Data extracts >>
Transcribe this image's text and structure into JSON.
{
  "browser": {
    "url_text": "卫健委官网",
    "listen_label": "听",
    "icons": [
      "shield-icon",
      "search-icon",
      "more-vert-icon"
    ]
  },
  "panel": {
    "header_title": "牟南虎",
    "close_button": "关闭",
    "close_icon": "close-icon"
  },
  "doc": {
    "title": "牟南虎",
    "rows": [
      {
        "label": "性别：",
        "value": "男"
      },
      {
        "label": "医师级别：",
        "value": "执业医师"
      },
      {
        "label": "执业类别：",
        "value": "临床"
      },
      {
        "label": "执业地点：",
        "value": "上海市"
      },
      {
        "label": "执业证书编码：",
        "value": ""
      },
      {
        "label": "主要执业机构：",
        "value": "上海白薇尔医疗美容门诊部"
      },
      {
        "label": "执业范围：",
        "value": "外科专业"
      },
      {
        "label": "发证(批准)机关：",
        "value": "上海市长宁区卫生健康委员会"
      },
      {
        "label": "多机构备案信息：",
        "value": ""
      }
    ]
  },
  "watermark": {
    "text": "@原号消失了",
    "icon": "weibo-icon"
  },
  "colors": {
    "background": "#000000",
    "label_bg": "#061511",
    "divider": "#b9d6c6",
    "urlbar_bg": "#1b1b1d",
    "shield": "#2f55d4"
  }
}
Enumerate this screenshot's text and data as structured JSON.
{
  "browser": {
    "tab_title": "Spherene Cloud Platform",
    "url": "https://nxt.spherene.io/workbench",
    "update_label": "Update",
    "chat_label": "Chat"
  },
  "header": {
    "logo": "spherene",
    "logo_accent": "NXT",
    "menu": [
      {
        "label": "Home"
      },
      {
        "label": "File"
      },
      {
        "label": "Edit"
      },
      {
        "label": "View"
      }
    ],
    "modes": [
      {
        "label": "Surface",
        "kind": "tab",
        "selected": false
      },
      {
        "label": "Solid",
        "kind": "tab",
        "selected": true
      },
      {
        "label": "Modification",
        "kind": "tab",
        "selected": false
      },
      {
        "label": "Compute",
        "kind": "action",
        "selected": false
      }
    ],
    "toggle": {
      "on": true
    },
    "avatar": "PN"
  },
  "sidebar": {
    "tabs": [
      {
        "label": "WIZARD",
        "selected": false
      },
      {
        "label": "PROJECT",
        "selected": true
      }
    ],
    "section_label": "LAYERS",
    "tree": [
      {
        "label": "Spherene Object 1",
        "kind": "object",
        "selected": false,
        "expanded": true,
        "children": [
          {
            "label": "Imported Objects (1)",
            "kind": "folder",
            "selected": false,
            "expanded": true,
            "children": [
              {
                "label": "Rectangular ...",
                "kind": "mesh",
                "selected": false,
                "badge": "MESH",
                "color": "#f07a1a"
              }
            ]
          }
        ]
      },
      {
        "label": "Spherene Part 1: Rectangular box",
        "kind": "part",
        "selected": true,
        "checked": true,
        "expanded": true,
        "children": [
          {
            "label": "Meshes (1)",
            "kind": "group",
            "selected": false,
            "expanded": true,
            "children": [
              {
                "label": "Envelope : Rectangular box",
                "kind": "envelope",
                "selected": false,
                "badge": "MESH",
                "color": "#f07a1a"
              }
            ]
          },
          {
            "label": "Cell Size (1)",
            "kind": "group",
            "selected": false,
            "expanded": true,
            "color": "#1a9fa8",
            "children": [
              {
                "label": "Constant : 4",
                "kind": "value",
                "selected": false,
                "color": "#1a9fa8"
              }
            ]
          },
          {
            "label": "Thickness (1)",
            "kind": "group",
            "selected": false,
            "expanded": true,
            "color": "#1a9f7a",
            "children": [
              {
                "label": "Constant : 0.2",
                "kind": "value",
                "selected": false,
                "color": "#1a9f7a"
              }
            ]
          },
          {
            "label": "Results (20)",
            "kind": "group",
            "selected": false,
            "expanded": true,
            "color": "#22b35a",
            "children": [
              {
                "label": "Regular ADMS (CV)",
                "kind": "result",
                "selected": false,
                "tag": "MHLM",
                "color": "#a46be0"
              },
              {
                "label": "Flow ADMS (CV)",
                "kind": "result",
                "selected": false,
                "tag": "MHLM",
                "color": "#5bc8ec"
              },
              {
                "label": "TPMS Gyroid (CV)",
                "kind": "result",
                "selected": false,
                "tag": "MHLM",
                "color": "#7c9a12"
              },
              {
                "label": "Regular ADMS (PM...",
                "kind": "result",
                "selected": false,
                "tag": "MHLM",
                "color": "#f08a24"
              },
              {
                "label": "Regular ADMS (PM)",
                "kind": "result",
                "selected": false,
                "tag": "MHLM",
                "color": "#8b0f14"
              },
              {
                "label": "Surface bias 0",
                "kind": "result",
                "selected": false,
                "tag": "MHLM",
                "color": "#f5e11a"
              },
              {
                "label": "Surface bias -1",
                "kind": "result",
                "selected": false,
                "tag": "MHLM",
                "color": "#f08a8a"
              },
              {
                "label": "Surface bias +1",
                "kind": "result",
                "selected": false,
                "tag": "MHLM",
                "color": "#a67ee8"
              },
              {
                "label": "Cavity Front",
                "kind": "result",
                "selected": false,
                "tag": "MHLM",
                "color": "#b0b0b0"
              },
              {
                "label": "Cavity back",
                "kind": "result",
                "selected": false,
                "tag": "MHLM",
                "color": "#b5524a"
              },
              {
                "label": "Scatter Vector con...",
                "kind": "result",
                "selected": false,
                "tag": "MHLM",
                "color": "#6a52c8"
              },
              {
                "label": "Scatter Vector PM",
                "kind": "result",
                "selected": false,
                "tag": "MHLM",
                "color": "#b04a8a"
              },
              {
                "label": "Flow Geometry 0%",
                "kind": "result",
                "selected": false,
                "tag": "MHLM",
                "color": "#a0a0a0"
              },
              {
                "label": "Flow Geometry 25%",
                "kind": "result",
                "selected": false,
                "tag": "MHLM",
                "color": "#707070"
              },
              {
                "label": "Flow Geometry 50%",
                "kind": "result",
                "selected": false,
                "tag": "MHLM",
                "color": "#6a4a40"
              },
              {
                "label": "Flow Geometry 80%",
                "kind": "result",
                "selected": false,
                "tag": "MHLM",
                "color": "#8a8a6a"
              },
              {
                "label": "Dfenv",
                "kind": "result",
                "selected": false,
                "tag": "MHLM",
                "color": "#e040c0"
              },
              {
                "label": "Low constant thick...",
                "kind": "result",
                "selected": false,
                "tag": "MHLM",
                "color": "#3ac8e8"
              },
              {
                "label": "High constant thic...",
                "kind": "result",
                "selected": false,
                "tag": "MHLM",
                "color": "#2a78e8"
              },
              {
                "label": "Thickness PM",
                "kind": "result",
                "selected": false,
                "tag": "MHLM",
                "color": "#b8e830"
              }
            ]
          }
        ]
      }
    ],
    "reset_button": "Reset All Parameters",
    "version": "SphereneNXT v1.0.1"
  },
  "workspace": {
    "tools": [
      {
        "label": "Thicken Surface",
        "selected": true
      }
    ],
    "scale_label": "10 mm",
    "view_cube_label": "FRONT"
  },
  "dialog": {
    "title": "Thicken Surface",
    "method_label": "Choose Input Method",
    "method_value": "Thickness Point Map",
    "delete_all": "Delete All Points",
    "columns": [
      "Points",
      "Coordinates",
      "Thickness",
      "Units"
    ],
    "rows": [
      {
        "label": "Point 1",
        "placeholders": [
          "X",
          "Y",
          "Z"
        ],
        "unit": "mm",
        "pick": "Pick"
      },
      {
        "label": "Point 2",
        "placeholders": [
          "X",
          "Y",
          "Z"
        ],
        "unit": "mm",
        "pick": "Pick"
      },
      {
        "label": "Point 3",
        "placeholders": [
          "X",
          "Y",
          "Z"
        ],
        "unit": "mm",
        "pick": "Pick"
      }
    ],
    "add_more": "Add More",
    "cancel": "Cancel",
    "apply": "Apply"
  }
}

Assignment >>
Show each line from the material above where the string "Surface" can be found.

Result for this task >>
        "label": "Surface",
                "label": "Surface bias 0",
                "label": "Surface bias -1",
                "label": "Surface bias +1",
        "label": "Thicken Surface",
    "title": "Thicken Surface",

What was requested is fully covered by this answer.